I focus on the real science and not on what we call the “bro-science.” Often people make the mistake of taking information from another individual and automatically interpreting it as fact without any justification. Knowing exactly the source of the information tells anyone a lot about its accuracy.
6. If you could go back 10 years, what advice would you give yourself?
Considering I am 25 and going back to age 15, I'd most likely tell myself to not believe the fads about whole wheat bread and carb loading. As a young long distance runner, I was always told as long as its whole wheat it’s good for me and that carb loading is all about pasta and breads. Reality is, bread is bread and processed food is processed food. Stay away from them. You are doing more harm to yourself than you know.
7. What assessments do you use with your clients?
Our company has a print out of everything possible that we could go through with our clients. We have what is called the 7 Tests of the Functional Movement Screen as well. I love going through them, but I also like to focus on a client’s ability to do daily movements with their own body weight. Our seven primal movements tell us a lot about how a person moves and what their capable of doing now and potentially in the near future.
8. What does a typical training session with you look like?
This can be subject to change, based on the client. Typically my client will go through a dynamic warm-up regime that involves full body movements. I usually like to go through an additional warm-up that will allow the heart rate to increase a little more. This can involve body weight movements, row machine, animal flow, or something simple like dowel rod shoulder mobility work such as overhead squats.
Based on the client’s needs we go through one big movement along with supplemental work and end with abdominal isolation work and/or intense cardio exercise (I.C.E.). At the end of every session, I stretch my clients and if needed, recommend the foam roller for additional active rest. Again everything is subject to change, based on the client!
9. What is the key to being successful in personal training?
I would say continued education, creating real relationships with your clients, and confidence. There is always room for improvement and there is always something new to learn. Continued education has expanded my knowledge and career tremendously. Throughout the three years I have been at Gainesville Health and Fitness, I have created amazing relationships with my clients. They are more than just clients, I consider them friends.

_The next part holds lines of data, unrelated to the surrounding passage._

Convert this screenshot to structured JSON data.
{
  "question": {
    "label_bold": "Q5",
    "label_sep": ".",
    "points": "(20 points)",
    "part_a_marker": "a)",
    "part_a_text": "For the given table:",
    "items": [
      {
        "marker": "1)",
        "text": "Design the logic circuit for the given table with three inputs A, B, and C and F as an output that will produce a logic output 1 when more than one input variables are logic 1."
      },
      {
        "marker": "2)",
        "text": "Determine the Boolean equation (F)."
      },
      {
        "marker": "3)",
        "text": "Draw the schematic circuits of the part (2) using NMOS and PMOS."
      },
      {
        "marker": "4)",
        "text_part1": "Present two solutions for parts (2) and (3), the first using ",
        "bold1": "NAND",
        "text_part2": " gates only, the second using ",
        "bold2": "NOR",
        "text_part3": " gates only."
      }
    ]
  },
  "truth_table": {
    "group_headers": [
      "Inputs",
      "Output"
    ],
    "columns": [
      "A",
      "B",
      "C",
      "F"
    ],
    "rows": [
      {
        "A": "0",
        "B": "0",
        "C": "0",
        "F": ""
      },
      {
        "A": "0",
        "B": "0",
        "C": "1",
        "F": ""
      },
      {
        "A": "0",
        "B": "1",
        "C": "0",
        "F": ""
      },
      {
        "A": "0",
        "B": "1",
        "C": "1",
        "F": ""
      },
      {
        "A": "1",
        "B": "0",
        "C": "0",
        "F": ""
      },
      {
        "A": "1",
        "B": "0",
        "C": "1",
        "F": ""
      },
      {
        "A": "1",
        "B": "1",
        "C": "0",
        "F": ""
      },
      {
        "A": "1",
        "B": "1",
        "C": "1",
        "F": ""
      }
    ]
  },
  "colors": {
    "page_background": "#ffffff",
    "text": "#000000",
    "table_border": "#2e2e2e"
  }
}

Building a relationship creates trust and communication; two very important factors that are needed for any relationship in life. They are open to telling me how they feel or what they do or do not like. As a result, I understand them better and can adjust exercises or programs to the client’s needs and goals. Confidence is key. If you do not have confidence in yourself, you do not have trust in yourself or what you have to offer a client. You must believe in yourself that you are worth what you present.
10. Outside of work, how do you spend your time?
Outside of work, I try to spend as much quality time with those I love. I have two amazing dogs that love to run around with me at the dog park. Family is very important to me, and I have been blessed with amazing friends that I try to see every week. Whether it’s seeing a movie, grilling at the pool, or cheering on the Gators on TV, we always have a great time. Often I hear from clients who are nearby and want to grab a cup of coffee at Starbucks. Every now and then, time alone is relaxing as well. Cooking with a friend or significant other with some Pandora playing on the iPad and then relaxing with some hot tea during a movie, makes a perfect ending to any day.
Congratulations Meghan! I'd like to hear more about the Metabolic and Neurological Specialist certification mentioned if you have the time. Best, Michelle Blakely
Nice to hear that someone has the same concerns as I do. Thanks for sharing